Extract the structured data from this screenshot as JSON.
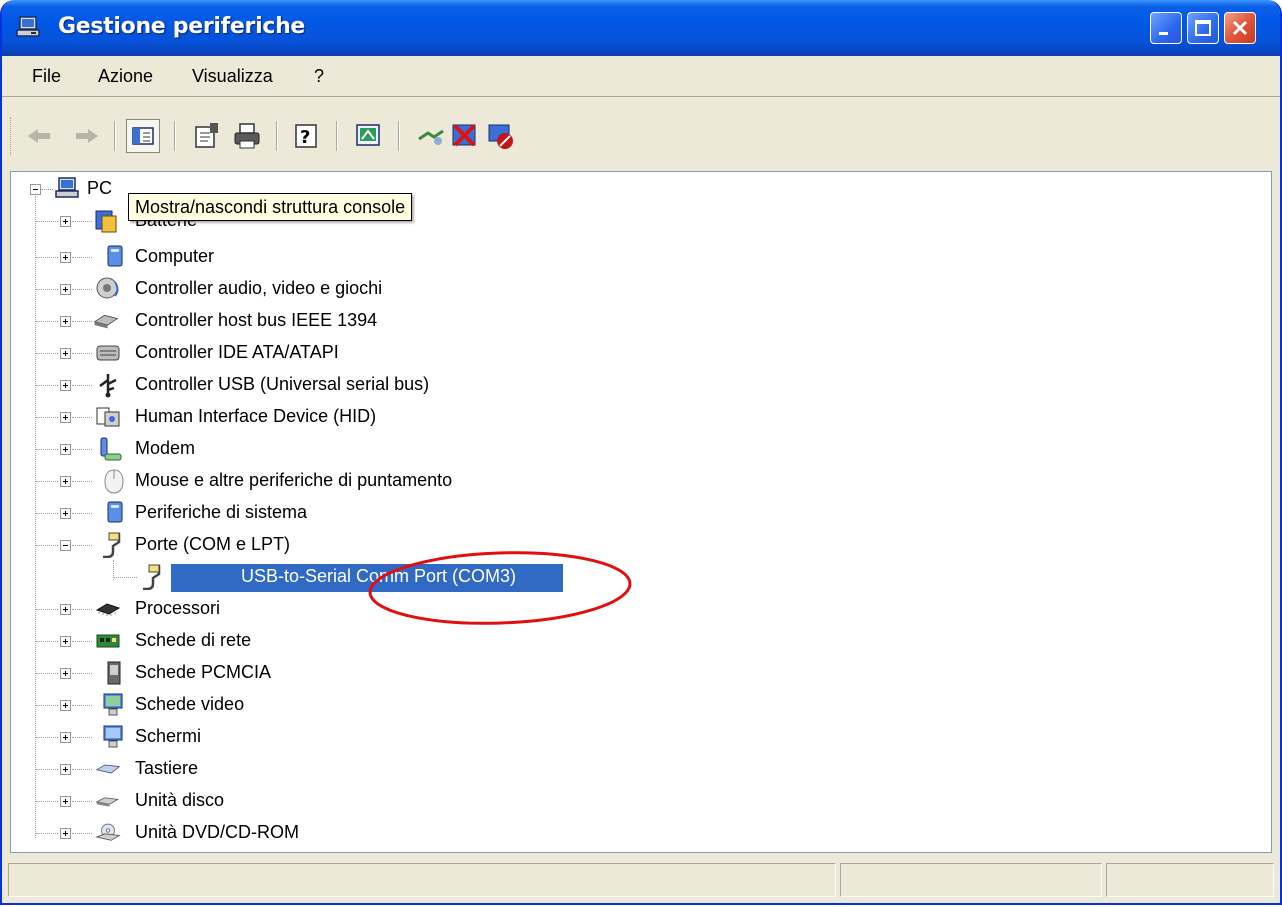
{
  "window": {
    "title": "Gestione periferiche",
    "accent_color": "#0058e6"
  },
  "menu": {
    "items": [
      "File",
      "Azione",
      "Visualizza",
      "?"
    ]
  },
  "toolbar": {
    "icons": [
      "back-arrow-icon",
      "forward-arrow-icon",
      "show-hide-console-tree-icon",
      "properties-icon",
      "print-icon",
      "help-icon",
      "update-driver-icon",
      "scan-hardware-icon",
      "uninstall-icon",
      "disable-icon"
    ]
  },
  "tooltip": {
    "text": "Mostra/nascondi struttura console"
  },
  "tree": {
    "root_label": "PC",
    "items": [
      {
        "label": "Batterie",
        "icon": "battery-icon"
      },
      {
        "label": "Computer",
        "icon": "computer-icon"
      },
      {
        "label": "Controller audio, video e giochi",
        "icon": "audio-icon"
      },
      {
        "label": "Controller host bus IEEE 1394",
        "icon": "ieee1394-icon"
      },
      {
        "label": "Controller IDE ATA/ATAPI",
        "icon": "ide-icon"
      },
      {
        "label": "Controller USB (Universal serial bus)",
        "icon": "usb-icon"
      },
      {
        "label": "Human Interface Device (HID)",
        "icon": "hid-icon"
      },
      {
        "label": "Modem",
        "icon": "modem-icon"
      },
      {
        "label": "Mouse e altre periferiche di puntamento",
        "icon": "mouse-icon"
      },
      {
        "label": "Periferiche di sistema",
        "icon": "system-device-icon"
      },
      {
        "label": "Porte (COM e LPT)",
        "icon": "port-icon"
      },
      {
        "label": "USB-to-Serial Comm Port (COM3)",
        "icon": "serial-port-icon"
      },
      {
        "label": "Processori",
        "icon": "processor-icon"
      },
      {
        "label": "Schede di rete",
        "icon": "network-card-icon"
      },
      {
        "label": "Schede PCMCIA",
        "icon": "pcmcia-icon"
      },
      {
        "label": "Schede video",
        "icon": "display-adapter-icon"
      },
      {
        "label": "Schermi",
        "icon": "monitor-icon"
      },
      {
        "label": "Tastiere",
        "icon": "keyboard-icon"
      },
      {
        "label": "Unità disco",
        "icon": "disk-drive-icon"
      },
      {
        "label": "Unità DVD/CD-ROM",
        "icon": "dvd-icon"
      }
    ],
    "selected": "USB-to-Serial Comm Port (COM3)"
  },
  "annotation": {
    "color": "#e01010"
  }
}
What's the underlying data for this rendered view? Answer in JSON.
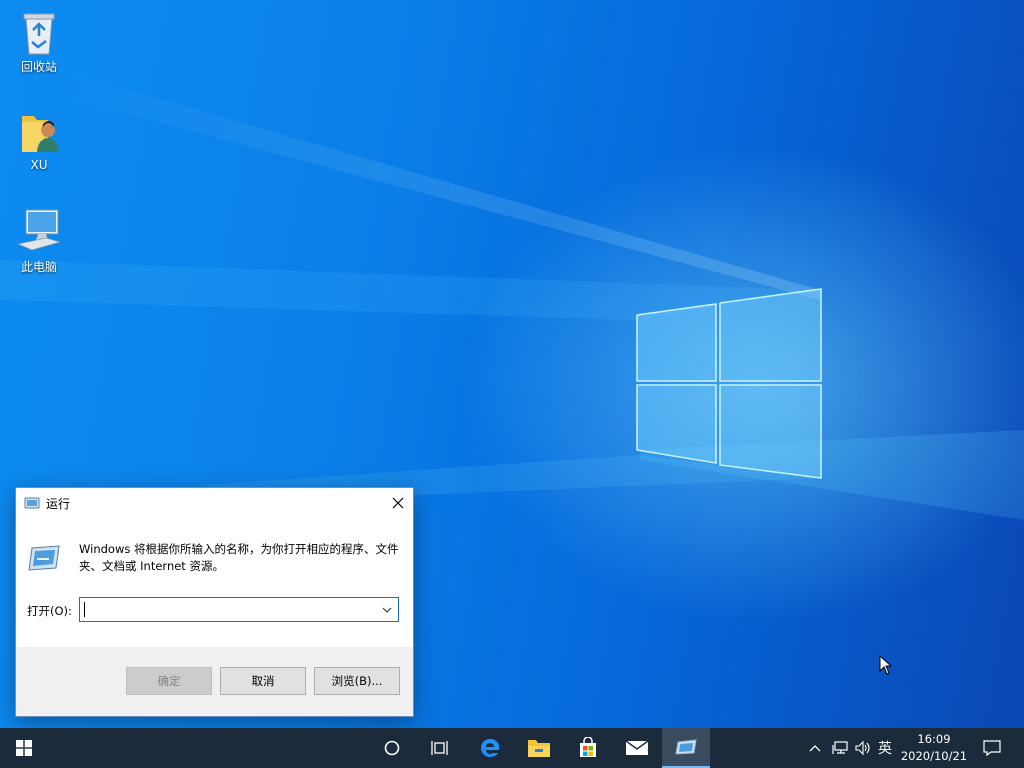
{
  "desktop": {
    "icons": [
      {
        "label": "回收站",
        "icon": "recycle-bin-icon"
      },
      {
        "label": "XU",
        "icon": "user-folder-icon"
      },
      {
        "label": "此电脑",
        "icon": "computer-icon"
      }
    ]
  },
  "run_dialog": {
    "title": "运行",
    "description": "Windows 将根据你所输入的名称，为你打开相应的程序、文件夹、文档或 Internet 资源。",
    "open_label": "打开(O):",
    "open_value": "",
    "buttons": {
      "ok": "确定",
      "cancel": "取消",
      "browse": "浏览(B)..."
    }
  },
  "taskbar": {
    "items": [
      "start-icon",
      "cortana-icon",
      "task-view-icon",
      "edge-icon",
      "file-explorer-icon",
      "store-icon",
      "mail-icon",
      "run-icon"
    ],
    "tray": {
      "language": "英",
      "time": "16:09",
      "date": "2020/10/21"
    }
  },
  "colors": {
    "accent": "#0f73c8",
    "taskbar": "#1b2b3c"
  }
}
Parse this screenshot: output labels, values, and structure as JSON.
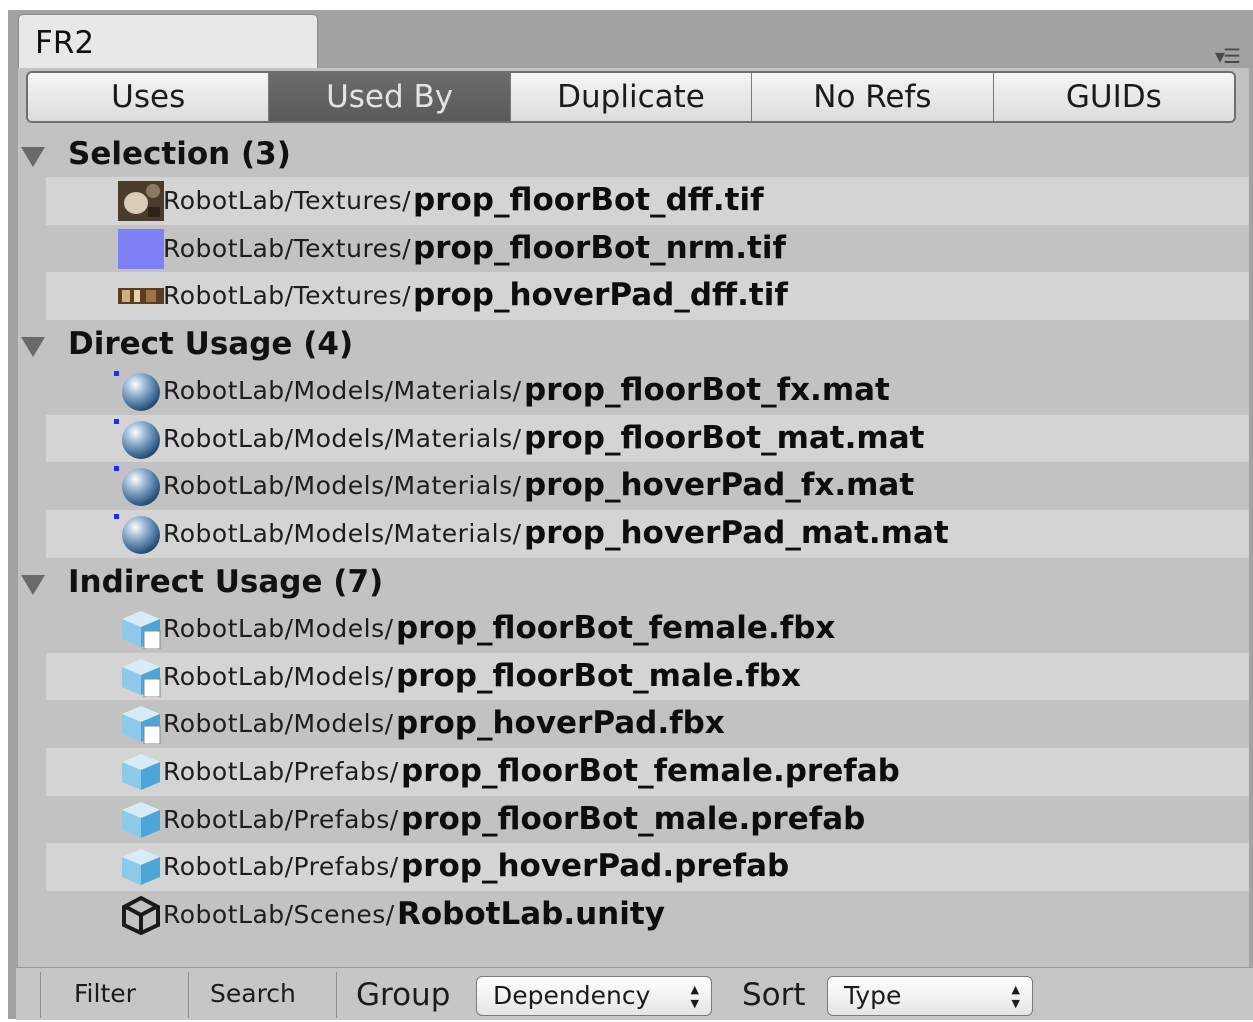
{
  "window": {
    "tab_title": "FR2"
  },
  "tabs": [
    "Uses",
    "Used By",
    "Duplicate",
    "No Refs",
    "GUIDs"
  ],
  "active_tab": "Used By",
  "groups": [
    {
      "label": "Selection (3)",
      "rows": [
        {
          "path": "RobotLab/Textures/",
          "file": "prop_floorBot_dff.tif",
          "icon": "texture-thumbnail-icon"
        },
        {
          "path": "RobotLab/Textures/",
          "file": "prop_floorBot_nrm.tif",
          "icon": "normal-map-thumbnail-icon"
        },
        {
          "path": "RobotLab/Textures/",
          "file": "prop_hoverPad_dff.tif",
          "icon": "texture-thumbnail-icon"
        }
      ]
    },
    {
      "label": "Direct Usage (4)",
      "rows": [
        {
          "path": "RobotLab/Models/Materials/",
          "file": "prop_floorBot_fx.mat",
          "icon": "material-sphere-icon"
        },
        {
          "path": "RobotLab/Models/Materials/",
          "file": "prop_floorBot_mat.mat",
          "icon": "material-sphere-icon"
        },
        {
          "path": "RobotLab/Models/Materials/",
          "file": "prop_hoverPad_fx.mat",
          "icon": "material-sphere-icon"
        },
        {
          "path": "RobotLab/Models/Materials/",
          "file": "prop_hoverPad_mat.mat",
          "icon": "material-sphere-icon"
        }
      ]
    },
    {
      "label": "Indirect Usage (7)",
      "rows": [
        {
          "path": "RobotLab/Models/",
          "file": "prop_floorBot_female.fbx",
          "icon": "model-file-icon"
        },
        {
          "path": "RobotLab/Models/",
          "file": "prop_floorBot_male.fbx",
          "icon": "model-file-icon"
        },
        {
          "path": "RobotLab/Models/",
          "file": "prop_hoverPad.fbx",
          "icon": "model-file-icon"
        },
        {
          "path": "RobotLab/Prefabs/",
          "file": "prop_floorBot_female.prefab",
          "icon": "prefab-cube-icon"
        },
        {
          "path": "RobotLab/Prefabs/",
          "file": "prop_floorBot_male.prefab",
          "icon": "prefab-cube-icon"
        },
        {
          "path": "RobotLab/Prefabs/",
          "file": "prop_hoverPad.prefab",
          "icon": "prefab-cube-icon"
        },
        {
          "path": "RobotLab/Scenes/",
          "file": "RobotLab.unity",
          "icon": "unity-scene-icon"
        }
      ]
    }
  ],
  "bottom": {
    "filter": "Filter",
    "search": "Search",
    "group_label": "Group",
    "group_value": "Dependency",
    "sort_label": "Sort",
    "sort_value": "Type"
  },
  "colors": {
    "accent_dot": "#1a2cff",
    "active_tab": "#636363",
    "panel": "#c2c2c2"
  }
}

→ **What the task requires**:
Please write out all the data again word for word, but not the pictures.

→ **Solution to this task**:
Extract the structured data from this screenshot as JSON.
{
  "window": {
    "title": "Gestione periferiche",
    "accent_color": "#0058e6"
  },
  "menu": {
    "items": [
      "File",
      "Azione",
      "Visualizza",
      "?"
    ]
  },
  "toolbar": {
    "icons": [
      "back-arrow-icon",
      "forward-arrow-icon",
      "show-hide-console-tree-icon",
      "properties-icon",
      "print-icon",
      "help-icon",
      "update-driver-icon",
      "scan-hardware-icon",
      "uninstall-icon",
      "disable-icon"
    ]
  },
  "tooltip": {
    "text": "Mostra/nascondi struttura console"
  },
  "tree": {
    "root_label": "PC",
    "items": [
      {
        "label": "Batterie",
        "icon": "battery-icon"
      },
      {
        "label": "Computer",
        "icon": "computer-icon"
      },
      {
        "label": "Controller audio, video e giochi",
        "icon": "audio-icon"
      },
      {
        "label": "Controller host bus IEEE 1394",
        "icon": "ieee1394-icon"
      },
      {
        "label": "Controller IDE ATA/ATAPI",
        "icon": "ide-icon"
      },
      {
        "label": "Controller USB (Universal serial bus)",
        "icon": "usb-icon"
      },
      {
        "label": "Human Interface Device (HID)",
        "icon": "hid-icon"
      },
      {
        "label": "Modem",
        "icon": "modem-icon"
      },
      {
        "label": "Mouse e altre periferiche di puntamento",
        "icon": "mouse-icon"
      },
      {
        "label": "Periferiche di sistema",
        "icon": "system-device-icon"
      },
      {
        "label": "Porte (COM e LPT)",
        "icon": "port-icon"
      },
      {
        "label": "USB-to-Serial Comm Port (COM3)",
        "icon": "serial-port-icon"
      },
      {
        "label": "Processori",
        "icon": "processor-icon"
      },
      {
        "label": "Schede di rete",
        "icon": "network-card-icon"
      },
      {
        "label": "Schede PCMCIA",
        "icon": "pcmcia-icon"
      },
      {
        "label": "Schede video",
        "icon": "display-adapter-icon"
      },
      {
        "label": "Schermi",
        "icon": "monitor-icon"
      },
      {
        "label": "Tastiere",
        "icon": "keyboard-icon"
      },
      {
        "label": "Unità disco",
        "icon": "disk-drive-icon"
      },
      {
        "label": "Unità DVD/CD-ROM",
        "icon": "dvd-icon"
      }
    ],
    "selected": "USB-to-Serial Comm Port (COM3)"
  },
  "annotation": {
    "color": "#e01010"
  }
}
What's the underlying data for this rendered view? Answer in JSON.
{
  "desktop": {
    "icons": [
      {
        "label": "回收站",
        "icon": "recycle-bin-icon"
      },
      {
        "label": "XU",
        "icon": "user-folder-icon"
      },
      {
        "label": "此电脑",
        "icon": "computer-icon"
      }
    ]
  },
  "run_dialog": {
    "title": "运行",
    "description": "Windows 将根据你所输入的名称，为你打开相应的程序、文件夹、文档或 Internet 资源。",
    "open_label": "打开(O):",
    "open_value": "",
    "buttons": {
      "ok": "确定",
      "cancel": "取消",
      "browse": "浏览(B)..."
    }
  },
  "taskbar": {
    "items": [
      "start-icon",
      "cortana-icon",
      "task-view-icon",
      "edge-icon",
      "file-explorer-icon",
      "store-icon",
      "mail-icon",
      "run-icon"
    ],
    "tray": {
      "language": "英",
      "time": "16:09",
      "date": "2020/10/21"
    }
  },
  "colors": {
    "accent": "#0f73c8",
    "taskbar": "#1b2b3c"
  }
}
Parse this screenshot: output labels, values, and structure as JSON.
{
  "window": {
    "tab_title": "FR2"
  },
  "tabs": [
    "Uses",
    "Used By",
    "Duplicate",
    "No Refs",
    "GUIDs"
  ],
  "active_tab": "Used By",
  "groups": [
    {
      "label": "Selection (3)",
      "rows": [
        {
          "path": "RobotLab/Textures/",
          "file": "prop_floorBot_dff.tif",
          "icon": "texture-thumbnail-icon"
        },
        {
          "path": "RobotLab/Textures/",
          "file": "prop_floorBot_nrm.tif",
          "icon": "normal-map-thumbnail-icon"
        },
        {
          "path": "RobotLab/Textures/",
          "file": "prop_hoverPad_dff.tif",
          "icon": "texture-thumbnail-icon"
        }
      ]
    },
    {
      "label": "Direct Usage (4)",
      "rows": [
        {
          "path": "RobotLab/Models/Materials/",
          "file": "prop_floorBot_fx.mat",
          "icon": "material-sphere-icon"
        },
        {
          "path": "RobotLab/Models/Materials/",
          "file": "prop_floorBot_mat.mat",
          "icon": "material-sphere-icon"
        },
        {
          "path": "RobotLab/Models/Materials/",
          "file": "prop_hoverPad_fx.mat",
          "icon": "material-sphere-icon"
        },
        {
          "path": "RobotLab/Models/Materials/",
          "file": "prop_hoverPad_mat.mat",
          "icon": "material-sphere-icon"
        }
      ]
    },
    {
      "label": "Indirect Usage (7)",
      "rows": [
        {
          "path": "RobotLab/Models/",
          "file": "prop_floorBot_female.fbx",
          "icon": "model-file-icon"
        },
        {
          "path": "RobotLab/Models/",
          "file": "prop_floorBot_male.fbx",
          "icon": "model-file-icon"
        },
        {
          "path": "RobotLab/Models/",
          "file": "prop_hoverPad.fbx",
          "icon": "model-file-icon"
        },
        {
          "path": "RobotLab/Prefabs/",
          "file": "prop_floorBot_female.prefab",
          "icon": "prefab-cube-icon"
        },
        {
          "path": "RobotLab/Prefabs/",
          "file": "prop_floorBot_male.prefab",
          "icon": "prefab-cube-icon"
        },
        {
          "path": "RobotLab/Prefabs/",
          "file": "prop_hoverPad.prefab",
          "icon": "prefab-cube-icon"
        },
        {
          "path": "RobotLab/Scenes/",
          "file": "RobotLab.unity",
          "icon": "unity-scene-icon"
        }
      ]
    }
  ],
  "bottom": {
    "filter": "Filter",
    "search": "Search",
    "group_label": "Group",
    "group_value": "Dependency",
    "sort_label": "Sort",
    "sort_value": "Type"
  },
  "colors": {
    "accent_dot": "#1a2cff",
    "active_tab": "#636363",
    "panel": "#c2c2c2"
  }
}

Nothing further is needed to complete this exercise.